Many families gather together during the holiday season. This is the perfect time to have a meaningful conversation with your elderly parents. But many of us have difficulty opening up a serious conversation with them. Let me give you some suggestions that will help to get the ball rolling.
The experts have told us that there are two things that dominate the thoughts of our elder parents. The first is the desire to maintain control over their lives, to be able to stay in their home, to continue to drive, to do what they want to do when they want to do it. But as their health deteriorates this is often hard to do. That’s when the second most important thought takes over. “What will be my legacy? How will my family remember me?”
2600 families with elderly parents were interviewed by the Allianz Insurance Company. 70% of them responded that discussing how the parents would want to be remembered by their children was a conversation important to them. But when polled, only 30% of the families had made the effort to do so.
When was the last time that you asked your parents, “How do you want to be remembered by your grandchildren and great grandchildren? If you are willing to ask that question, close your mouth and just listen. And remember to listen carefully. Drop all your preconceptions of what they will say and how they will say it. Listen with an open heart.
But if you are not willing to open with that question, I suggest you start with a question that everyone is willing to answer, “How did the two of you meet?” That one was a shocker for me. When my mom was moving into assisted living I reviewed with her the important documents that she held in a metal box. Amongst her legal papers, was an envelope marked “ Letter from Bob while overseas” This was a seven page poem that my father had written on his way across the Atlantic to fight at Normandy in the D-Day invasion. It was in perfect condition. It described how my parents met and their courtship and marriage. I was surprised to learn that my mother, at age 15, ( in 1930) had called my dad to take her to a party after they had met skating that afternoon. (She still denies it to this day).
Once the conversation starts to flow, it’s important discus other areas. Things such as, “ Have you thought about what you want to do if one of you becomes sick? Do you want to stay in the house? Who do you want to take care of you? You might mention what happened in other families when these issues were not discussed. The crisis and confusion that followed.
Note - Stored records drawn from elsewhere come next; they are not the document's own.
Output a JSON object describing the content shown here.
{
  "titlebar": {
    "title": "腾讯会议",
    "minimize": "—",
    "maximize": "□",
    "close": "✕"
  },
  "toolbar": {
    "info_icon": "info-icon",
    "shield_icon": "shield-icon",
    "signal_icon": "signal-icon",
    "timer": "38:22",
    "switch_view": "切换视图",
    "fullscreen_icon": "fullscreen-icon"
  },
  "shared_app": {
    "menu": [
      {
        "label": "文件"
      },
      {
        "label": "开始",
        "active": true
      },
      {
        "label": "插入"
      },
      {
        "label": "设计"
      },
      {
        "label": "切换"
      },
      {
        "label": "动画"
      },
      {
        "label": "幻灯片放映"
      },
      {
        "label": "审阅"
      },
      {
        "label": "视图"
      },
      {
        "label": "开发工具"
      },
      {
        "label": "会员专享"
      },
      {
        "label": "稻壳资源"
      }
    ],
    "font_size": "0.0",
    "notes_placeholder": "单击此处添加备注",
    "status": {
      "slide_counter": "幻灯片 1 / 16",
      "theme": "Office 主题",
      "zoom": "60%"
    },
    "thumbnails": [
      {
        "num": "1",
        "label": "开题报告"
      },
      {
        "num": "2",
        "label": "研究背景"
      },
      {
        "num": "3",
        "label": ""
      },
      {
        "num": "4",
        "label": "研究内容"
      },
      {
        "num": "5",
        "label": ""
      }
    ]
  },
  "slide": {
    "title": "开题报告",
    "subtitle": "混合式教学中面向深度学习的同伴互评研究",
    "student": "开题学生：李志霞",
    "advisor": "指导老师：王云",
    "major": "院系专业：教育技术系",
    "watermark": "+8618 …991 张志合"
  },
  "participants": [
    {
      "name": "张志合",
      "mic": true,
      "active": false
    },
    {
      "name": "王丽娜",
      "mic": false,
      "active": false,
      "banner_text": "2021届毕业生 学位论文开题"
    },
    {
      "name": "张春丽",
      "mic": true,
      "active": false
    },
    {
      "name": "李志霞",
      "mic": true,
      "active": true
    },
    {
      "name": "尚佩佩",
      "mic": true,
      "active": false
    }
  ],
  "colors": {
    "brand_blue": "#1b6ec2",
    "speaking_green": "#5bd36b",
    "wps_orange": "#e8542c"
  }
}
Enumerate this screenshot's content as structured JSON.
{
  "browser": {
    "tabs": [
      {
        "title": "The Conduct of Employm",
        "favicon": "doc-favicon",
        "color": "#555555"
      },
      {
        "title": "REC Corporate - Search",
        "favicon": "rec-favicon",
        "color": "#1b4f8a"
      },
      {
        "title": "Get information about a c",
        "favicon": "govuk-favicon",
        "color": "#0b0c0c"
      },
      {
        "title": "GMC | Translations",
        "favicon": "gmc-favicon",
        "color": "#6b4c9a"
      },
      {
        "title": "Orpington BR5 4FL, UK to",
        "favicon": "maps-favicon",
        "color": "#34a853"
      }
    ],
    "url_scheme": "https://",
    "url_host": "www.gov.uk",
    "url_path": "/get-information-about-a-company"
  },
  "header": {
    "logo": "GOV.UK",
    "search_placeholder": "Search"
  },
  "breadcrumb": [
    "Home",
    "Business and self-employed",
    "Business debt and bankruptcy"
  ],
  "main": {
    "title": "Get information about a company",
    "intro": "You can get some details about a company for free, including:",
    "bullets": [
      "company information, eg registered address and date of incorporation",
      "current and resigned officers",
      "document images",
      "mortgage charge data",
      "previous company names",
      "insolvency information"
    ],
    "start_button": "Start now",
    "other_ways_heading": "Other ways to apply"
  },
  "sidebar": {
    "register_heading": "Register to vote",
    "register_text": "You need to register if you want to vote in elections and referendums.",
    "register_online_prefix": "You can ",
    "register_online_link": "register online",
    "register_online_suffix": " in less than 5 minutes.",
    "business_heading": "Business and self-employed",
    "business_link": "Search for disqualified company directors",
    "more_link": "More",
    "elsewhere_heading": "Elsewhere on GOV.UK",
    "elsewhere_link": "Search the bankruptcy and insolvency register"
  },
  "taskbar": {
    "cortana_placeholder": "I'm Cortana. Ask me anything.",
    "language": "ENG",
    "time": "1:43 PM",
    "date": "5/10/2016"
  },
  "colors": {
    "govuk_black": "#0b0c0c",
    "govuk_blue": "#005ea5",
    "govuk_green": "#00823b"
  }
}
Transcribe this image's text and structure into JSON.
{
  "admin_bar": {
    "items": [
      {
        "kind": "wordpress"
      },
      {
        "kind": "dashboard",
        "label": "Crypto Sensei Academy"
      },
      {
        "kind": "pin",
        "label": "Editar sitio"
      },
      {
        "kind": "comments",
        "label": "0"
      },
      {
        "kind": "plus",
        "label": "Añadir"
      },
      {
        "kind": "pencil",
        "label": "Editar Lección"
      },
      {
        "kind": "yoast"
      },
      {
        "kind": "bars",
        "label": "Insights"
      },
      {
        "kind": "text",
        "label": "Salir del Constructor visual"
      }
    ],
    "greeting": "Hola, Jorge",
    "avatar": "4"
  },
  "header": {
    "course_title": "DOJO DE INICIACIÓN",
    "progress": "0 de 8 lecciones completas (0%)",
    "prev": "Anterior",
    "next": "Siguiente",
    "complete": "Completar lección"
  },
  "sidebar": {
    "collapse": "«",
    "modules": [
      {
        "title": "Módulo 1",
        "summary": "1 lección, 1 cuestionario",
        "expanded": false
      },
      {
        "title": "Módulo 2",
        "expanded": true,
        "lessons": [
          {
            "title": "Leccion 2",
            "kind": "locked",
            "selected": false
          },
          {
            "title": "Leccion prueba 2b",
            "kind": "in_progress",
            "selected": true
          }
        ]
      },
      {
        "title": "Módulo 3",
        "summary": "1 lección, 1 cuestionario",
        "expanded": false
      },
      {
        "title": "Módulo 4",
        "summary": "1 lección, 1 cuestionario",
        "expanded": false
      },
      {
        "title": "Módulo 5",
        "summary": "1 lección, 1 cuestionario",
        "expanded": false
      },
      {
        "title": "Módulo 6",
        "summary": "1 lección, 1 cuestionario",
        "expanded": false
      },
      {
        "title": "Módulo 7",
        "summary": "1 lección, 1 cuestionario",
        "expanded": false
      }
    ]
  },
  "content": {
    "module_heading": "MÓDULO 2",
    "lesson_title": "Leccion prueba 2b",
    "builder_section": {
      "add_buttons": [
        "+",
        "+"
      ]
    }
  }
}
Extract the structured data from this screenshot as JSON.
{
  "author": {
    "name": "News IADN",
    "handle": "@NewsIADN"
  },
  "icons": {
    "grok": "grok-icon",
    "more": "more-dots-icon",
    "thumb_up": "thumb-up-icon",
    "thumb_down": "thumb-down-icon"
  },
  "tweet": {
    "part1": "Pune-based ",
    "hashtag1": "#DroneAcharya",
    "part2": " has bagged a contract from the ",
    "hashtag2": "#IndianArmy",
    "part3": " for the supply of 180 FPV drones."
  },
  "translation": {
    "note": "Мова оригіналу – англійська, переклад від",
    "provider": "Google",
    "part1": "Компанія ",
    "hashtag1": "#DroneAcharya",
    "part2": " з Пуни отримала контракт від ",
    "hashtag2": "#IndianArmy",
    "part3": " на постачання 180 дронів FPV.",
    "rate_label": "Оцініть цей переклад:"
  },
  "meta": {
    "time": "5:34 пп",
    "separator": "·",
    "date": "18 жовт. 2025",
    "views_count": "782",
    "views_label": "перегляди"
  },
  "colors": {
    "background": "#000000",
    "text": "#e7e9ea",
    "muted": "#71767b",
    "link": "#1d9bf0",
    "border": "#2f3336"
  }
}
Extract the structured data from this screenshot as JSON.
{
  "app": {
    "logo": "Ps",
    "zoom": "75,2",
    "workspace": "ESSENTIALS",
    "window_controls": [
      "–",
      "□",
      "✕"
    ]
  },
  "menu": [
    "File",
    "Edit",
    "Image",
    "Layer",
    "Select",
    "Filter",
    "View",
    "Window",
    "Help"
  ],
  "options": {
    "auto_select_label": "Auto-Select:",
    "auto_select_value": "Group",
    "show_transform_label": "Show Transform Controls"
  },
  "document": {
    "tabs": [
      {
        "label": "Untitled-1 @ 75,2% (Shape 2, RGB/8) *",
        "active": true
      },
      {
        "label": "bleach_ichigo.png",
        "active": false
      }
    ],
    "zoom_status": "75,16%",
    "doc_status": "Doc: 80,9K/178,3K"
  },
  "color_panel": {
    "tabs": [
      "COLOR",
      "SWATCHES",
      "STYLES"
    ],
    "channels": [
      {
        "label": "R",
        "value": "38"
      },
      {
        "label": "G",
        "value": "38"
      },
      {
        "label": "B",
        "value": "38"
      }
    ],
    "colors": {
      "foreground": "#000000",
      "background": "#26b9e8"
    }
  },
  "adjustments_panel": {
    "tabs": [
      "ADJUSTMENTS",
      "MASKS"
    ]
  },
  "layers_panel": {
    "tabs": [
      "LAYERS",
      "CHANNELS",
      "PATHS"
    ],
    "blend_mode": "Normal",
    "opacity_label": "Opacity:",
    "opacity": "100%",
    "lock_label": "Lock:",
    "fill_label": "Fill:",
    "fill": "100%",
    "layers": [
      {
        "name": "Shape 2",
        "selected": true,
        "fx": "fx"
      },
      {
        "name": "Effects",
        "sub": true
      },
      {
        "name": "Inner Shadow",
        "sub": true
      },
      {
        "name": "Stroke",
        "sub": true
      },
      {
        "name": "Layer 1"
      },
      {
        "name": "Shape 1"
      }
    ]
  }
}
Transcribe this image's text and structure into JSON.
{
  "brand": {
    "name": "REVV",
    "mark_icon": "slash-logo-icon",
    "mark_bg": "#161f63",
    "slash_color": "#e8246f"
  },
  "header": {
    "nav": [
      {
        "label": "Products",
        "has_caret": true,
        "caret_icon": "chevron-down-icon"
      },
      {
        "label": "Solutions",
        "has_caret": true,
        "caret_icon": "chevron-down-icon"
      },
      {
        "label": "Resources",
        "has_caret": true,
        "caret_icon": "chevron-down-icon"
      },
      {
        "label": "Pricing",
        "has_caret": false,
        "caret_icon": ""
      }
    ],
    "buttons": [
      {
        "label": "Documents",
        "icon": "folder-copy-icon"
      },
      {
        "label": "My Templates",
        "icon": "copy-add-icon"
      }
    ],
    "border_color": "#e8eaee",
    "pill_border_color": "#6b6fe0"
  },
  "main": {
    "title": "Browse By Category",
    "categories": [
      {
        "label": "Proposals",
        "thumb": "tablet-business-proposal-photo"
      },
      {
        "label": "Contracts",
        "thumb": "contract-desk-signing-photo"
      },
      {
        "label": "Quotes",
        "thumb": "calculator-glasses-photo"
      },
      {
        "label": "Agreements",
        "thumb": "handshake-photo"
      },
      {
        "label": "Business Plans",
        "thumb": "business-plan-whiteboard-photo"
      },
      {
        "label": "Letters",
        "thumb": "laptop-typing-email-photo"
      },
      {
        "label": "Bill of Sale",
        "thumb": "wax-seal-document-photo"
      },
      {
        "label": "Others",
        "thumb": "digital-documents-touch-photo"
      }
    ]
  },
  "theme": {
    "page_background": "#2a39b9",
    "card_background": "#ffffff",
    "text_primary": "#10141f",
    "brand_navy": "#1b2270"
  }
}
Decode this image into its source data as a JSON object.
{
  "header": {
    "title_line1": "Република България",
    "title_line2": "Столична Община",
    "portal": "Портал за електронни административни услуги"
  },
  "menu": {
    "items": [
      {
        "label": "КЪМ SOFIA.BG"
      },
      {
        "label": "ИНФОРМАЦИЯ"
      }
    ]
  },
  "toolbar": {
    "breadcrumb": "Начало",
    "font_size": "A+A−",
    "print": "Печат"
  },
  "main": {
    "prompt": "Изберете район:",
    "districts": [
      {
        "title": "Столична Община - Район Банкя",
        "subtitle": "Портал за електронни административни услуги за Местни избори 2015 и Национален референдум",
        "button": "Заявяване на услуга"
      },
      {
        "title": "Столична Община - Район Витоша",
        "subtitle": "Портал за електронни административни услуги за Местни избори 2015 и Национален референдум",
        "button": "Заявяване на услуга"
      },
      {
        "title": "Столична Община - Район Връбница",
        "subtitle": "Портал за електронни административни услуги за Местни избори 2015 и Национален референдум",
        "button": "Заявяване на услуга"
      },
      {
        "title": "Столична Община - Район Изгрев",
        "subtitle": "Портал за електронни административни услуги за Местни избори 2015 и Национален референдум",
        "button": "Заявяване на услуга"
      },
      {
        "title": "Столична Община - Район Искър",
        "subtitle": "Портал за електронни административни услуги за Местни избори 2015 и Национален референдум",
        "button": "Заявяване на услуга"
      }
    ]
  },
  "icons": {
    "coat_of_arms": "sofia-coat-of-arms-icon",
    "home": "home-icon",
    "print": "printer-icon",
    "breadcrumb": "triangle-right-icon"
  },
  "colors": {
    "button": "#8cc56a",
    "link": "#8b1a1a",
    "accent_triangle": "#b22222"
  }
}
I’d suggest that you then share with them, a very valuable three page form, “Five Wishes”, a well organized and sensitive questionnaire that gives them the opportunity to write down their health care preferences in many different situations. It can be found at www.agingwithdignity.org. Don’t try to have them fill it out then. Leave it with them and check in with them at another time to discuss their answers. You can also read my book, “Can We Talk?” where I have a created a series of more that 20 forms to gather important information from your parents. You can find it at www.parentcareplanning.com